Friday, May 21, 2010

Human Perception of Technology in Time

I have an interesting view on technology: every new advancement is met with great enthusiasm, and the benefits are touted. Everyone jumps on the bandwagon (a common human behavior) and that new advancement becomes widespread. At some point, after the initial enthusiasm, all of a sudden everyone realizes that dangers and downsides to adopting this new technological advancements do exist , and they become afraid all of a sudden. Over time, the new technology becomes accepted with its pluses and flaws, until a new one comes along, going through the same process.

The newest craze is with cell phones: at the beginning, only the benefits were seen. People could communicate like never before, third world countries with poor telecommunications infrastructure only had to build a few towers and all of a sudden have the communications capabilities of the most developed countries, and so on. Now it seems all we hear about are the health risks of using cell phones, whether through cancer-causing radiation, the dangers of text messaging and talking while driving, and so on. The technology is here to stay, and has enough benefits (despite its cost) to continue existing, until something new is invented.
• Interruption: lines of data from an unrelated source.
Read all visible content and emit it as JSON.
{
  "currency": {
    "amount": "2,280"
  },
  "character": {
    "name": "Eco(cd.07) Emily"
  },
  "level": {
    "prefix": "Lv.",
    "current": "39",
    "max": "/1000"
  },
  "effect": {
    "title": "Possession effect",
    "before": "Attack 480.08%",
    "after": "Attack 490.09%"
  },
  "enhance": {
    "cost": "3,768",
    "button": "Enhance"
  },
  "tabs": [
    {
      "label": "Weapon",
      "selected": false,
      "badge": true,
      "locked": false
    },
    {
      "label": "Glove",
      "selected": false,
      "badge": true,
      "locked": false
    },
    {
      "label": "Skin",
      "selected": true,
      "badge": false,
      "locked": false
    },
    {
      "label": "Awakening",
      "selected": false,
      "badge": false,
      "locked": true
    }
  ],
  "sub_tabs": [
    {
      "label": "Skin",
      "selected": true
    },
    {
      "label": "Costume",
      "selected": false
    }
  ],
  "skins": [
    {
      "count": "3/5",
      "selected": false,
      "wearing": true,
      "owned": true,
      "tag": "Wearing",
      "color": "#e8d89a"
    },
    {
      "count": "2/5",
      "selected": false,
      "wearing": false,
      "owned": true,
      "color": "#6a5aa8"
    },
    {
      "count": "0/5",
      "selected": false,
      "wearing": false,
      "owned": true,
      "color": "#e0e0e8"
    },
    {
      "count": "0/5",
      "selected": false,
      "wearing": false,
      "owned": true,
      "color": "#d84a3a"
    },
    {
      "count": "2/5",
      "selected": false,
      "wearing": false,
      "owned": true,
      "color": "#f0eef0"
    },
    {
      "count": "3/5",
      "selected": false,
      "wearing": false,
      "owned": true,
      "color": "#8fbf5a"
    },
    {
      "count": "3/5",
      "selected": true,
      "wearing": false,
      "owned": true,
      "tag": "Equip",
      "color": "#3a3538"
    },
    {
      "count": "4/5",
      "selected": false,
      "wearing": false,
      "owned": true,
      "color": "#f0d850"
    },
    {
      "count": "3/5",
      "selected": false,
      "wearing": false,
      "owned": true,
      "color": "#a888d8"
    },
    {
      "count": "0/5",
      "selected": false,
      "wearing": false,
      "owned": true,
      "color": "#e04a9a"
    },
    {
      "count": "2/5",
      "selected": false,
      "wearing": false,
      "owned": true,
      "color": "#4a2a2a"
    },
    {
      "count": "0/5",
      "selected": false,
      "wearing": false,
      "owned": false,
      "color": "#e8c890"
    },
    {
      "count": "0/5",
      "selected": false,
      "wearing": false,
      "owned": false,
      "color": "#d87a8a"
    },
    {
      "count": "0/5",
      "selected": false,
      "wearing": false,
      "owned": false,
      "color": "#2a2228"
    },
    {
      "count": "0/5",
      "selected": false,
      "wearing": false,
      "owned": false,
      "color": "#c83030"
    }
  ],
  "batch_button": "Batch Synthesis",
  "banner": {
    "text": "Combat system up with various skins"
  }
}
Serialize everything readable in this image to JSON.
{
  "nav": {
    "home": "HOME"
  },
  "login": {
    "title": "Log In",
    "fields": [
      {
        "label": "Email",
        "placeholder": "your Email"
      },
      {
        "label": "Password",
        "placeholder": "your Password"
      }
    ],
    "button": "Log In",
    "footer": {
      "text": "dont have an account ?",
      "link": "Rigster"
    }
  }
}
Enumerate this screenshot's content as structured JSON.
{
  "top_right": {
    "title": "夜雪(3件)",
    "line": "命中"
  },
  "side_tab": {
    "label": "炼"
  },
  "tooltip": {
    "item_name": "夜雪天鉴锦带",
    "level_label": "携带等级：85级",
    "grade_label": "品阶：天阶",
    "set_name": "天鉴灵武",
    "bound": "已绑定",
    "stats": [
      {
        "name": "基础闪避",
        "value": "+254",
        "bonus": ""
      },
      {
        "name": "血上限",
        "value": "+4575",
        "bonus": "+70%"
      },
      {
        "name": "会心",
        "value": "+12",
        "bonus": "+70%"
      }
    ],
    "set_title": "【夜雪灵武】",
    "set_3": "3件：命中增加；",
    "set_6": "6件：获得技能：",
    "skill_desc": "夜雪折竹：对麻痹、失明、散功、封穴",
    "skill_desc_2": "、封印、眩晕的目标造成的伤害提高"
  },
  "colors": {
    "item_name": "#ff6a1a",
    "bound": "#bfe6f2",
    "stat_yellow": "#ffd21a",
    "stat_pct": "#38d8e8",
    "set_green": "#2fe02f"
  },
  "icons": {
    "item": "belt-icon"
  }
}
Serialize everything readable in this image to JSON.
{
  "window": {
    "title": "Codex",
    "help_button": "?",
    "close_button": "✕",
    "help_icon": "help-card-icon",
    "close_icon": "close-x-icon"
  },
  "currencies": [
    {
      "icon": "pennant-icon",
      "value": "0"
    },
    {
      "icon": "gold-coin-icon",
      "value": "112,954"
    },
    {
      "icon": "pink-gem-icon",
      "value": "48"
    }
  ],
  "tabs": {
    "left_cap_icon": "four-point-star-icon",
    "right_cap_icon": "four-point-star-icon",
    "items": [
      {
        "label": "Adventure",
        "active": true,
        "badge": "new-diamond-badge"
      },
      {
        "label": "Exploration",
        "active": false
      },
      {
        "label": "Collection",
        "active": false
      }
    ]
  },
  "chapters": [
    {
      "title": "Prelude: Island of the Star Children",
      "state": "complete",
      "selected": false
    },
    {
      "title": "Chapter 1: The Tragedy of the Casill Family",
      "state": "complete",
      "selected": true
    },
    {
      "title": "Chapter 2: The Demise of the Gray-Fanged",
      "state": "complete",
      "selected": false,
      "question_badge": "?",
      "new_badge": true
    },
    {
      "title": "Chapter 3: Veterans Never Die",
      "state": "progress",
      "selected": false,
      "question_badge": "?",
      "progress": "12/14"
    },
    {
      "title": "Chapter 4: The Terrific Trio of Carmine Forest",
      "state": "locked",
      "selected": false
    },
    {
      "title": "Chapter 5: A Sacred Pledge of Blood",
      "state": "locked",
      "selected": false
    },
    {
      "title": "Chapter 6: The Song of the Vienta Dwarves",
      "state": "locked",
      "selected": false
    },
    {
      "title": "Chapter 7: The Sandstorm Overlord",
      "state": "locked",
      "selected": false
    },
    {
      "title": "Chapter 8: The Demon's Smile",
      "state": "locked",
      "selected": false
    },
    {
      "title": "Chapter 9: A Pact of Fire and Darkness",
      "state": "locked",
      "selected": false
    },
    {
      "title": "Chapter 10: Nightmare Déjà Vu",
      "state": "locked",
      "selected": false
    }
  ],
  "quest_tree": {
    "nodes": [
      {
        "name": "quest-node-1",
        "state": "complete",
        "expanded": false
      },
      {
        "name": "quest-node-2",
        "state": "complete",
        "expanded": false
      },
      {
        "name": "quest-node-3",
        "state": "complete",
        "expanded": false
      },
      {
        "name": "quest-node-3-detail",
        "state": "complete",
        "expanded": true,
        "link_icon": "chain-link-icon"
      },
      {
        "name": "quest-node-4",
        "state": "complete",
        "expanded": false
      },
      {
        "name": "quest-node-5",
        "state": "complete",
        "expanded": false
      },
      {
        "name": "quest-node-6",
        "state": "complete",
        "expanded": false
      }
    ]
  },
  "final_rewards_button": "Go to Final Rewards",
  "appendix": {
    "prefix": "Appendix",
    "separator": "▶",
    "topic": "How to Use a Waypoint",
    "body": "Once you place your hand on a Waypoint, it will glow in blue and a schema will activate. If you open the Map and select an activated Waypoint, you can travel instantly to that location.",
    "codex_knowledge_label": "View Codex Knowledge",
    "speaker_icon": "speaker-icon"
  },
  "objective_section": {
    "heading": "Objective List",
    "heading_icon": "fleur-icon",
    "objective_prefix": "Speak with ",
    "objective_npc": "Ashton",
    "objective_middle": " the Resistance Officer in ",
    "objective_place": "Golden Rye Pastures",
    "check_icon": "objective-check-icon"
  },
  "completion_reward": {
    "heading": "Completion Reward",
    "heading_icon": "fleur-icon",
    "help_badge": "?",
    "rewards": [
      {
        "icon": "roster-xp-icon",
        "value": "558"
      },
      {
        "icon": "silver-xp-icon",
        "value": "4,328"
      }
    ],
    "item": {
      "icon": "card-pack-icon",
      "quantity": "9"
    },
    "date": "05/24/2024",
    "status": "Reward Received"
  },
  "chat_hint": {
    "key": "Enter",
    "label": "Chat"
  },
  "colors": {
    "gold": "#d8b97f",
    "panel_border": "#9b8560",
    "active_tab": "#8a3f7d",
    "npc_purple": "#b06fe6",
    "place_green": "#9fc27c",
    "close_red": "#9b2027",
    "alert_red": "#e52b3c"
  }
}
It will eventually be accepted with all its flaws.

Perhaps this initial enthusiasm happens because the vast majority of people do not think in terms of “cost-benefit analysis” in most of their interactions (perhaps it is more efficient to think of “either good or bad” in most actions, saving the time otherwise wasted by thinking things out). Thus the reaction of the masses: “it is good” initially, then “it is bad”; then, once they think about what it would be like without the new technology, finally they accept the “good” and the “bad” associated with it.

I can think of so many new technologies that went through this process of enthusiastic adoption, repudiation, and then ambiguous acceptance (pesticides, agriculture, airplanes, landmines, etc.) They are used extensively at first, since their costs are minimized; then once their costs are becoming known, there is a massive campaign about the evil they cause. With pesticides, there was a campaign against DDT (although from what I learned, an unintended benefit was the eradication of malaria, at the cost of pollution, where it was applied). Agriculture was first considered by scholars the first major achievement of the human race, allowing humans enough surplus food and thus time to develop civilization, instead of foraging in the forest all day; then it was considered the greatest evil to human health (causing sedentarism, starchy diets lowering life expectancy, etc) and paving the way for full time armies, potent warfare, and empire-building. Now most people accept it as something that happened and cannot be turned back (despite the existence of fad diets advocating the consumption of raw food only). Landmines were once considered by armies an effective way to fight invasion. Afterwards, they realized that the costs were enormous after the war was over, since they killed and maimed the local population as well. The list of examples could go on.

I invite my readers to find an exception.